1) Identify the top and bottom 3 to 5 reps. This can be trickier than it seems. Watch out for pockets of reps that are doing really well or really poorly. The reason for their results may have more to do with their situation (a market with lots of low hanging fruit or a terrible manager) than it does with their skill. You also want to make sure that you select top sales reps who won’t be threatened by sharing their best practices.

2) Interview these reps to find out what specifically they are doing and saying. Ask about questions, stories, rebuttals, routines, systems, metrics they use to stay on track, how they spend their time, etc.

3) Ask for work samples, whenever possible. This could be emails, connection requests on LinkedIn, post-sales call notes, sales planning notes, scripts, etc.

4) Shadow both groups to see if you can pick up anything that they didn’t mention during the interviews.

5) Look for critical differences. This is what you want to especially focus on during the training. You can think of a critical difference as being the 20% of the things that they are doing that get them 80% of their results.

6) Build the training around the best practices of the top sales reps with an emphasis on the critical differences. Include as many of the explicit in the trenches best practices that you collected as possible. Provide tools and templates for use after the training.

7) Follow up the training with on-the-job coaching so that learners can get direct, relevant feedback on how well they are applying what they learned in training.

8) Co-opt these same learners to peer mentor the next batch of trainees. In this way, you bake the best practices into your culture so that they become “the way we do it here.” Plus, you deepen the learning for these newly minted peer trainers.

9) Develop a system to capture new sales best practices as they emerge. Update the training and share the new best practices with the sales team on an ongoing basis.

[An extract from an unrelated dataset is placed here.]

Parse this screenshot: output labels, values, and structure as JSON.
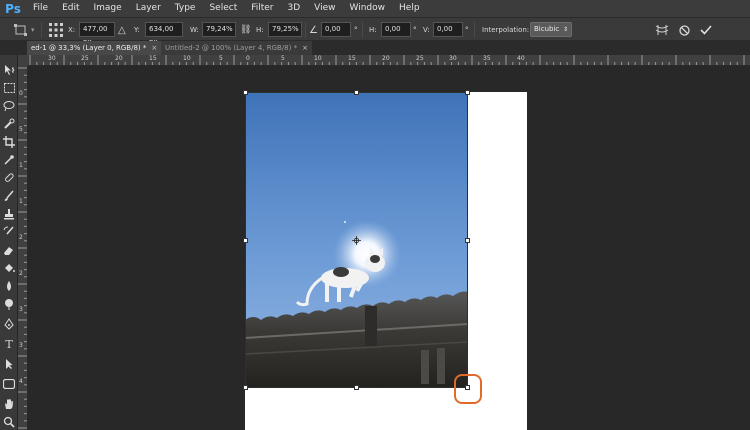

Is this a lot more work than plunking down a bunch of money for a canned sales training course? Well, yes, yes it is. It will also get you ten times the results.